The only person who could emerge victorious in this tug of war was former Chief Minister Babulal Gaur, a ten-time MLA, whose margin of victory has been increasing with each successive election. In his case the high command intervened to ensure a ticket for his daughter-in-law because it learnt that if he revolts, the BJP would definitely lose not only his seat, but also a few others surrounding it.

An analysis of the Congress line-up shows that it has played its card well, keeping in mind winnability criteria, by and large. Only two candidates were ‘para-dropped’ Sartaj Singh and Sanjay Sharma. The party was convinced that they have a winning chance.

Sanjay Masani, Chouhan’s brother-in-law, is the only exception. It has also given more ticket to women candidates as compared to the ruling party. It has also fielded more young faces, including candidates from its students’ wing and youth wing.

The selection of candidates is normally considered the first round of election. The BJP will now have to step up its effort to quell the revolt from within its rank if it wants ‘abki baar, 200 paar’. 

DB POST 10 November 2018

 

 

 

A Passage to Madhya Pradesh

MP @62

DB Post 1 Nov 18

NK SINGH

“Madhya Pradesh is a faceless state, without a personality of its own. When we mention MP, it does not create an image that one may recognise easily, an image that is ingrained in our collective memory. But when we mention Punjab or Gujarat or Bengal, it immediately conjures up visions of those states, images that symbolise those states.”

— Rajendra Mathur, 31 October 1965

Eminent journalist Rajendra Mathur wrote these lines nine years after the state of MP was formed in 1956. The new born state initially suffered from an identity crisis.

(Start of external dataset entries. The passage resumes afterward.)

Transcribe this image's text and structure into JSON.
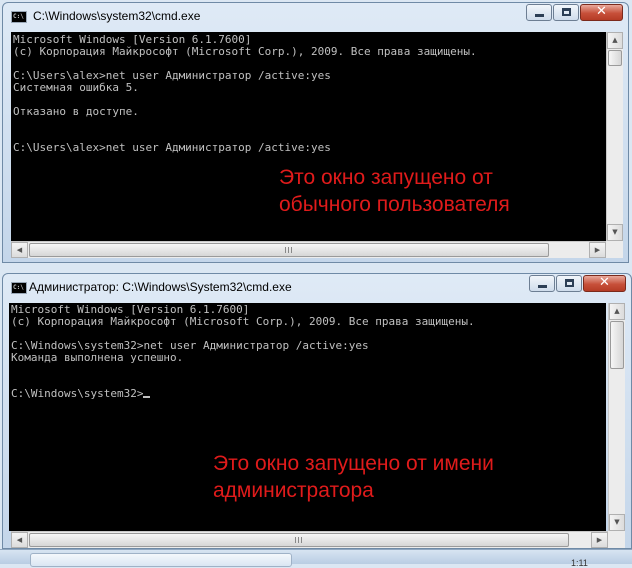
{
  "window_user": {
    "title": "C:\\Windows\\system32\\cmd.exe",
    "icon": "console-app-icon",
    "icon_text": "C:\\",
    "console_lines": [
      "Microsoft Windows [Version 6.1.7600]",
      "(c) Корпорация Майкрософт (Microsoft Corp.), 2009. Все права защищены.",
      "",
      "C:\\Users\\alex>net user Администратор /active:yes",
      "Системная ошибка 5.",
      "",
      "Отказано в доступе.",
      "",
      "",
      "C:\\Users\\alex>net user Администратор /active:yes"
    ],
    "caption_lines": [
      "Это окно запущено от",
      "обычного пользователя"
    ]
  },
  "window_admin": {
    "title": "Администратор: C:\\Windows\\System32\\cmd.exe",
    "icon": "console-app-icon",
    "icon_text": "C:\\",
    "console_lines": [
      "Microsoft Windows [Version 6.1.7600]",
      "(c) Корпорация Майкрософт (Microsoft Corp.), 2009. Все права защищены.",
      "",
      "C:\\Windows\\system32>net user Администратор /active:yes",
      "Команда выполнена успешно.",
      "",
      "",
      "C:\\Windows\\system32>"
    ],
    "caption_lines": [
      "Это окно запущено от имени",
      "администратора"
    ]
  },
  "window_controls": {
    "minimize": "minimize-icon",
    "maximize": "maximize-icon",
    "close": "close-icon",
    "close_glyph": "✕"
  },
  "scrollbar_glyphs": {
    "up": "▲",
    "down": "▼",
    "left": "◀",
    "right": "▶"
  },
  "taskbar": {
    "clock": "1:11"
  },
  "colors": {
    "console_bg": "#000000",
    "console_text": "#c0c0c0",
    "caption_text": "#e01b1b",
    "close_button": "#c7503a"
  }
}
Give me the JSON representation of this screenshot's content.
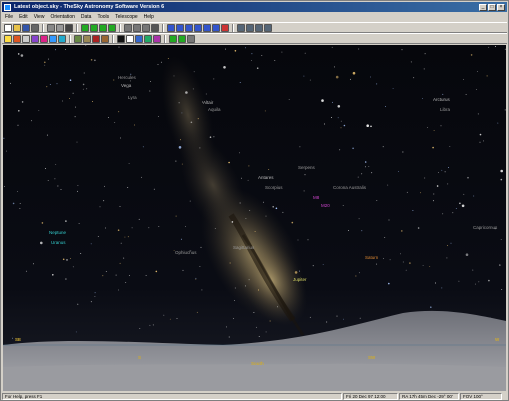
{
  "window": {
    "title": "Latest object.sky - TheSky Astronomy Software Version 6",
    "minimize": "_",
    "maximize": "□",
    "close": "×"
  },
  "menu": [
    "File",
    "Edit",
    "View",
    "Orientation",
    "Data",
    "Tools",
    "Telescope",
    "Help"
  ],
  "toolbar1": [
    {
      "icon": "new-file-icon",
      "color": "#ffffff"
    },
    {
      "icon": "open-folder-icon",
      "color": "#e8c34a"
    },
    {
      "icon": "save-icon",
      "color": "#3355aa"
    },
    {
      "icon": "print-icon",
      "color": "#666666"
    },
    {
      "sep": true
    },
    {
      "icon": "cut-icon",
      "color": "#888888"
    },
    {
      "icon": "copy-icon",
      "color": "#999999"
    },
    {
      "icon": "find-icon",
      "color": "#444444"
    },
    {
      "sep": true
    },
    {
      "icon": "arrow-left-icon",
      "color": "#22aa22"
    },
    {
      "icon": "arrow-up-icon",
      "color": "#22aa22"
    },
    {
      "icon": "arrow-down-icon",
      "color": "#22aa22"
    },
    {
      "icon": "arrow-right-icon",
      "color": "#22aa22"
    },
    {
      "sep": true
    },
    {
      "icon": "zoom-in-icon",
      "color": "#777777"
    },
    {
      "icon": "zoom-out-icon",
      "color": "#777777"
    },
    {
      "icon": "field-of-view-icon",
      "color": "#777777"
    },
    {
      "icon": "telescope-icon",
      "color": "#555555"
    },
    {
      "sep": true
    },
    {
      "icon": "time-step-icon",
      "color": "#3355cc"
    },
    {
      "icon": "animate-icon",
      "color": "#3355cc"
    },
    {
      "icon": "reverse-icon",
      "color": "#3355cc"
    },
    {
      "icon": "forward-icon",
      "color": "#3355cc"
    },
    {
      "icon": "step-back-icon",
      "color": "#3355cc"
    },
    {
      "icon": "step-forward-icon",
      "color": "#3355cc"
    },
    {
      "icon": "stop-icon",
      "color": "#cc3333"
    },
    {
      "sep": true
    },
    {
      "icon": "horizon-icon",
      "color": "#556677"
    },
    {
      "icon": "grid-icon",
      "color": "#556677"
    },
    {
      "icon": "constellation-icon",
      "color": "#556677"
    },
    {
      "icon": "label-icon",
      "color": "#556677"
    }
  ],
  "toolbar2": [
    {
      "icon": "stars-icon",
      "color": "#ffdd44"
    },
    {
      "icon": "planets-icon",
      "color": "#dd5522"
    },
    {
      "icon": "moon-icon",
      "color": "#cccccc"
    },
    {
      "icon": "galaxy-icon",
      "color": "#8844cc"
    },
    {
      "icon": "nebula-icon",
      "color": "#dd2288"
    },
    {
      "icon": "cluster-icon",
      "color": "#3399ff"
    },
    {
      "icon": "comet-icon",
      "color": "#22aacc"
    },
    {
      "sep": true
    },
    {
      "icon": "mountain-icon",
      "color": "#668844"
    },
    {
      "icon": "photo-icon",
      "color": "#998855"
    },
    {
      "icon": "satellite-icon",
      "color": "#aa2222"
    },
    {
      "icon": "asteroid-icon",
      "color": "#996633"
    },
    {
      "sep": true
    },
    {
      "icon": "chart-icon",
      "color": "#111111"
    },
    {
      "icon": "eyepiece-icon",
      "color": "#ffffff"
    },
    {
      "icon": "ccd-frame-icon",
      "color": "#3366cc"
    },
    {
      "icon": "orbit-icon",
      "color": "#22aa66"
    },
    {
      "icon": "observe-icon",
      "color": "#aa33aa"
    },
    {
      "sep": true
    },
    {
      "icon": "leaf-icon",
      "color": "#22aa22"
    },
    {
      "icon": "check-icon",
      "color": "#22aa22"
    },
    {
      "icon": "link-icon",
      "color": "#777777"
    }
  ],
  "sky": {
    "horizon_labels": [
      {
        "text": "SE",
        "color": "#ccaa33"
      },
      {
        "text": "S",
        "color": "#ccaa33"
      },
      {
        "text": "South",
        "color": "#ccaa33"
      },
      {
        "text": "SW",
        "color": "#ccaa33"
      },
      {
        "text": "W",
        "color": "#ccaa33"
      }
    ],
    "objects": [
      {
        "name": "Hercules",
        "color": "#999999"
      },
      {
        "name": "Vega",
        "color": "#bbbbbb"
      },
      {
        "name": "Lyra",
        "color": "#999999"
      },
      {
        "name": "Altair",
        "color": "#bbbbbb"
      },
      {
        "name": "Aquila",
        "color": "#999999"
      },
      {
        "name": "Antares",
        "color": "#bbbbbb"
      },
      {
        "name": "Scorpius",
        "color": "#999999"
      },
      {
        "name": "Sagittarius",
        "color": "#999999"
      },
      {
        "name": "Jupiter",
        "color": "#dddd66"
      },
      {
        "name": "Neptune",
        "color": "#33cccc"
      },
      {
        "name": "Uranus",
        "color": "#33cccc"
      },
      {
        "name": "Saturn",
        "color": "#dd8833"
      },
      {
        "name": "Ophiuchus",
        "color": "#999999"
      },
      {
        "name": "Serpens",
        "color": "#999999"
      },
      {
        "name": "Corona Australis",
        "color": "#999999"
      },
      {
        "name": "M8",
        "color": "#cc44cc"
      },
      {
        "name": "M20",
        "color": "#cc44cc"
      },
      {
        "name": "Arcturus",
        "color": "#bbbbbb"
      },
      {
        "name": "Libra",
        "color": "#999999"
      },
      {
        "name": "Capricornus",
        "color": "#999999"
      }
    ]
  },
  "status": {
    "left": "For Help, press F1",
    "date": "Fri 20 Dec 97 12:00",
    "coords": "RA 17h 45m  Dec -29° 00'",
    "fov": "FOV 100°"
  }
}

The problem was accentuated by squabbles among rival politicians and warring pressure groups from different regions amalgamated into the newly-formed state. They were all jockeying for more shares in the power structure.

MP was a geographical oddity when it came into existence. Its boundaries have undergone changes thrice, enough to bewilder both its inhabitants and administrators. Before Independence, it was a fragmented entity. Continue reading “A Passage to Madhya Pradesh”

A Baba-log Govt in MP

 

 

DB Post 3 Nov 18

NK SINGH

It was 32 year ago that journalist Romesh Thapar had coined the acidic phrase to ridicule Rajiv Gandhi administration run by his Doon School cronies — Baba-Log Government.

The term originally comes from the British period when Indian servants would refer to male children of their white masters as Baba Sa’ab and female children as Missy Sa’ab.

The delightful phrase can be re-applied in Madhya Pradesh. Babalog of a different kind, the saffron ones, have been part of the Shivraj Singh Chouhan government for the past five years. And it is payback time now, with assembly elections round the corner. Continue reading “A Baba-log Govt in MP”